— Source: Jean-Pierre de Caussade, S.J. , The Sacrament of the Present Moment (As presented on p.284 in the The Jesuit Guide to (Almost) Everything: A Spirituality for Real Life by James Martin, S.J.)
The New Year is a time of reflection and resolutions. It is a time when many of us commit to implementing positive changes into our lives striving for self-improvement. The hope is at the end of the year that perhaps we may come out happier, wiser or in some way better than when we started. Usually, at this time of year there is an abundance of suggestions and advice on how to make this the best year yet! This year I was particularly inspired by post written by Catholic priest and author Rev. James Martin on the occasion of his 50th birthday. It was a compilation of 12 tweets on the 12 things that he wished he had known at 25. These are the things I took would like to learn and incorporate into my daily living this year – and hopefully well beyond that as well. Happy New Year!
1. First up: Stop worrying so much! It’s useless. (i.e. Jesus was right.)
2. Being a saint means being yourself. Stop trying to be someone else and just be your best self. Saves you heartache.
3. There’s no right way to pray, any more than there’s a right way to be a friend. What’s “best” is what works best for you.
4. Remember three things and save yourself lots of unneeded heartache: You’re not God. This ain’t heaven. Don’t act like a jerk.
5. Your deepest, most heartfelt desires are God’s desires for you. And vice versa. Listen. And follow them.
6. Within you is the idea of your best self. Act as if you were that person and you will become that person, with God’s grace.
7. Don’t worry too much about the worst that can happen. Even if it happens, God is with you, and you can handle it. Really.
8. You can’t force people to approve of you, agree with you, be impressed with you, love you or even like you. Stop trying.
9. When we compare, we are usually imagining someone else’s life falsely. So our real-life loses out. i.e. Compare and despair.
10. Even when you finally realized the right thing, or the Christian thing, to do, it can still be hard to do. Do it anyway.
11. Seven things to say frequently: I love you. Thank you. Thank you, God. Forgive me. I’m so happy for you! Why not? Yes.
12. Peace and joy come after asking God to free you — from anything that keeps you from being loving and compassionate.
— Rev. James Martin, S.J., December 30, 2010, Huffington Post

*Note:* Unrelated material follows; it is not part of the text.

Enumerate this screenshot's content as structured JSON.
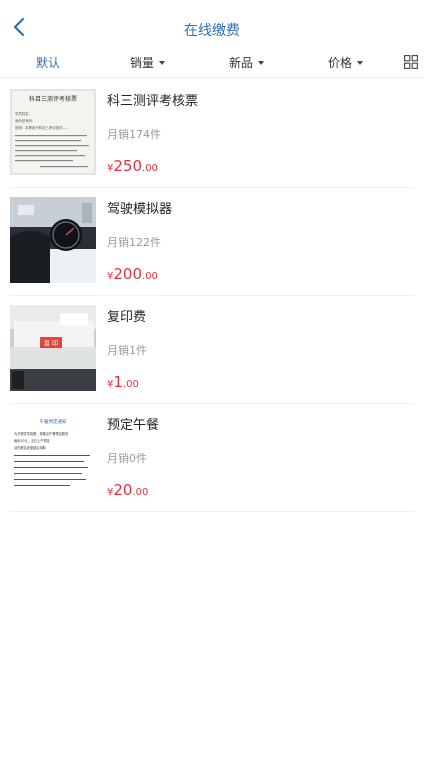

Rev. James Martin, S.J. is a Jesuit priest, the culture editor of America magazine and author of numerous books, including The Jesuit Guide to (Almost) Everything. He is also the author of My Life with the Saints which Publishers Weekly named one of the Best Books of 2006. Father Martin is a frequent commentator in the national and international media. Before entering the Jesuits in 1988 he graduated from the Wharton School of Business and worked with General Electric for several years. He now lives in New York City.